Friday, November 14, 2008

Don't Blame Homebuyers and Homeowners!!

In reflection on the events of last week; the election; the government bailouts; and my own employers announcement that to remain fiscally responsible they too will have to consider a reduction in workforce as part of an overall plan for 2009. I understood over a year ago that we were in a recession, but with credit rates lower than savings rates it's hard for 'regular Joes' to see the danger. The fact is our government has failed us. It is their job to protect individual rights from violation by force or fraud. Many American's who are facing foreclosure were defrauded, and now that they have woken up and walked away from what I think should have been 'illegal' loan terms, they are being blamed as the deadbeats who didn't make their mortgage payments on time.
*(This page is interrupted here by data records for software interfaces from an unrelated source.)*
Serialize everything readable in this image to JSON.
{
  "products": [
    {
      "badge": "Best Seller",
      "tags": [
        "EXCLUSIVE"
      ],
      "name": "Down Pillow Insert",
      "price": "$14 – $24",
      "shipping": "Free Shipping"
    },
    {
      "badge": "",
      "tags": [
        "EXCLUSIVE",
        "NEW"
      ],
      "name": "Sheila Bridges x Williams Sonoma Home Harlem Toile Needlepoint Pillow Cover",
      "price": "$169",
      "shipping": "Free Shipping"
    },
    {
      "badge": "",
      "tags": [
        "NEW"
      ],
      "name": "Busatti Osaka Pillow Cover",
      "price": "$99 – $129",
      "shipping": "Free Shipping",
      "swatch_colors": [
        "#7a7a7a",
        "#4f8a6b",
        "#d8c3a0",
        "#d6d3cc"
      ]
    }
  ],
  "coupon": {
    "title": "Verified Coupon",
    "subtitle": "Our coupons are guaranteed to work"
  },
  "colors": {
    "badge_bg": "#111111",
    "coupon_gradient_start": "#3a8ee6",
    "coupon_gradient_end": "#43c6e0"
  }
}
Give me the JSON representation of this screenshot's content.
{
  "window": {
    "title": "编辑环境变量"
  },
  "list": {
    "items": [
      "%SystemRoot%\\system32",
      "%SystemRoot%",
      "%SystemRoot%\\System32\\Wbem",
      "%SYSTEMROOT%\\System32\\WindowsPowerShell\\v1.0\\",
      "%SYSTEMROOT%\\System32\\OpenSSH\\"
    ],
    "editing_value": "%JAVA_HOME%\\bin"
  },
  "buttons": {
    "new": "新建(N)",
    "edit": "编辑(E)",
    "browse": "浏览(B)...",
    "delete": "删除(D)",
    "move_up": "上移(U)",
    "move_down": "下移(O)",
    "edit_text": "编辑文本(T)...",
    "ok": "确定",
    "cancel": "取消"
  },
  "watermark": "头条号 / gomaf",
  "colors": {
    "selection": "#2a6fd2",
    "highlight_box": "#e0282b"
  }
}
I understand the rationale of that because most people who have average credit scores buy a home for 20% down over a 30 year fixed rate and don't understand what's been happening over the last decade. I've been in real estate about 5 years now, and it was clear that things were different from when I bought my first house, almost 35 years ago. Loan instruments were being created and marketed to home buyers, home owners and investors at a frenzy. These weren't mortgages. The lender never had any intention of lending you money to buy a home, ala the Bailey or Potter model. These were instruments being created in the minds of pirates and thieves who had every intention of wrapping them in with real mortgages and bundling them as 'financial instruments'. They were duping both the home buyer and the investment banks. [The loan market itself is interesting and I'll post about that another time.] Let me share this quote from By Yaron Brook and Don Watkins of the Ayn Rand center, who believe it is absolutely false to blame capitalism for today's economic troubles.

"The causes are complex, but the driving force is clearly government intervention: the Fed keeping interest rates below the rate of inflation, [as well as the rate on savings], thus encouraging people to borrow and providing the impetus for a housing bubble; the Community Reinvestment Act, which forces banks to lend money to low-income and poor-credit households; the creation of Fannie Mae and Freddie Mac with government-guaranteed debt leading to artificially low mortgage rates and the illusion that the financial instruments created by bundling them are low risk; government-licensed rating agencies, which gave AAA ratings to mortgage-backed securities, creating a false sense of confidence; deposit insurance and the “too big to fail” doctrine, whose bailout promises have created huge distortions in incentives and risk-taking throughout the financial system; and so on."

I can't agree more with the sentiments of these gentlemen. I know first hand as a Realtor in a booming community in southern California that there were a ton of people making money along the way. Not even Realtors or loan officers could stay on top of all the different lending products. Was anyone responsible, other than the geniuses and their lawyers who created these loan products? I say, yes. The government is in place to protect individuals from theft and fraud, and these instruments were exactly that. Adjustable rate mortgages have been around a long time, but have you ever heard of rates adjusting for absolutely NO REASON!!! save the greed of the note holder? Check your Credit Card contracts and you'll see what these new homeowners had to deal with. They wrote home loans that could adjust the way your credit card adjusts. They get to change the deal whenever they feel like it, and when borrowers realized what was happening, they either defaulted or were forced out of their homes. We've seen mortgage payments go from 2K to 4K over 2 years. I don't really know who could have anticipated that type of aggressive acceleration on any kind of home loan.

The crisis occurred because they weren't able to steal any more equity from defaulting homeowners. Do you really think that if the real estate market hadn't begun to drop in value that the banks would be crying right now. If they can force a foreclosure on balance due of 150K and sell at auction for 200K we wouldn't have a crisis. In fact all of last year they were doing just that. This year that same 150K note is only worth 75K and now they are crying foul. Shame on them.

Wake up America and do what you know in your gut is right. Get your own house in order, save more, spend less and pay down your debt. Guess what will happen, the economy will still go into recession...deep, deep recession. The bailout can't work because it assumes everyone wants to maintain the status quo. We don't. We're done. The government and wall street should take a lesson from the American people and get off the credit kick. It's my hope that prices will drop so low, you'll be able to buy that home or car or business for just the right price. Credit is how they defraud us....and all we need to do is stop playing the game.

1 comment:

Anthony said...

I agree with you. Care to retract, then? :) I totally agree that predatory lending was a component, but I also believe it would have been relatively contained had it not been for the unbridled credit expansion by the fed.

So I don't tend to blame the homebuyers or homeowners for the impetus of the loans, the moral hazard was created by the government and seized upon by the predatory lenders.